Zito adds that he is “surprised by how personally affected [he has] been by the events and themes in the play.” He says it takes him back to the New York City he lived in during his early adult years, which has infused his direction of the show with an urban edge perfectly suited to the play’s contemporary voice and snappy humor.
Nov. 9 at 8 p.m. (preview)
Nov. 10 at 8 p.m. (opening)
Nov. 11 at 2 p.m. (ASL interpreted)
Nov. 14 at 8 p.m.
Nov. 15 at 8 p.m.
Nov. 16 at 8 p.m.
Nov. 17 at 2 p.m. (open captioning)
Nov. 17 at 8 p.m.
Special Event: Sunday Salon Series
“Faith and Sexuality: Resolving and Living with the Conflicts”
A panel discussion and Q & A
Sunday, Nov. 11
- khristian kemp-delisser, director, LGBT Resource Center at Syracuse University
- William Robert, associate professor, Department of Religion, College of Arts and Sciences
- Ralph Zito, professor and chair, Department of Drama, College of Visual and Performing Arts
The discussion is free and open to the public. No tickets are required.
For an accommodations request, contact Zito at firstname.lastname@example.org or 315-443-2669 one week prior to the event.
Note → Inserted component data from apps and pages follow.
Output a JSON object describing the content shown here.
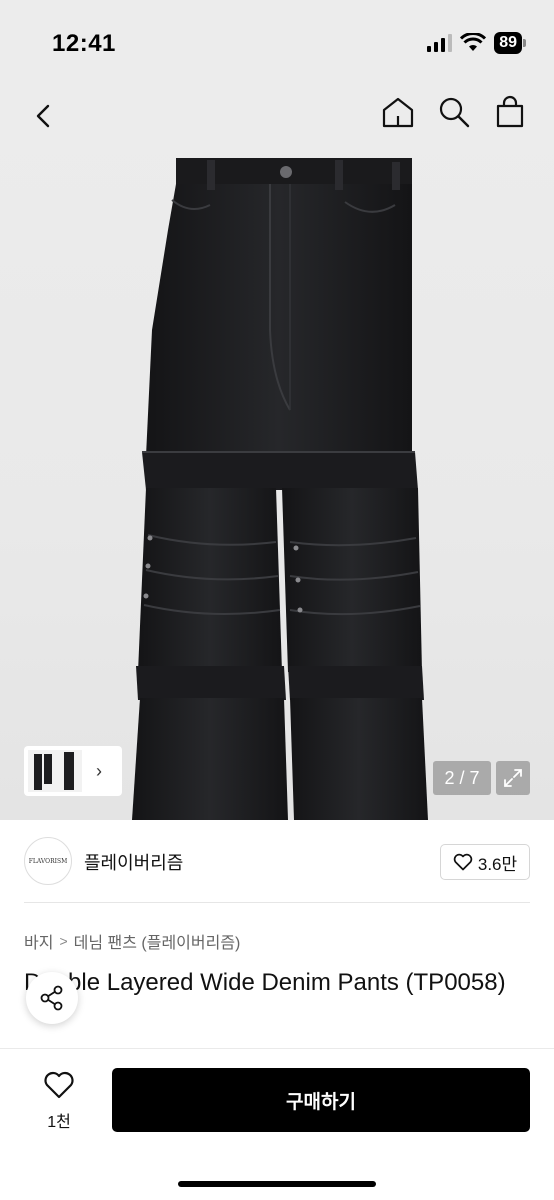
{
  "status_bar": {
    "time": "12:41",
    "battery": "89",
    "icons": [
      "signal-icon",
      "wifi-icon",
      "battery-icon"
    ]
  },
  "nav": {
    "icons": [
      "back-icon",
      "home-icon",
      "search-icon",
      "cart-icon"
    ]
  },
  "gallery": {
    "counter": "2 / 7",
    "thumbnail_chevron": "›",
    "icons": [
      "expand-icon",
      "chevron-right-icon"
    ]
  },
  "seller": {
    "logo_text": "FLAVORISM",
    "name": "플레이버리즘",
    "like_count": "3.6만",
    "icons": [
      "heart-icon"
    ]
  },
  "breadcrumb": {
    "items": [
      "바지",
      "데님 팬츠 (플레이버리즘)"
    ],
    "separator": ">"
  },
  "product": {
    "title": "Double Layered Wide Denim Pants (TP0058)"
  },
  "bottom_bar": {
    "wish_count": "1천",
    "buy_label": "구매하기",
    "icons": [
      "heart-outline-icon",
      "share-icon"
    ]
  },
  "colors": {
    "background": "#ffffff",
    "hero_bg": "#ececec",
    "buy_button": "#000000",
    "denim": "#1c1c1e"
  }
}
The Sunday Salon Series accompanies each of the drama department’s mainstage productions. The salons provide an opportunity for the University and larger community to take a closer look at the creative process and explore themes presented in each production by engaging in conversation with members of the creative team and faculty experts from a wide range of fields. The salons also increase awareness of drama productions as a curricular and co-curricular resource.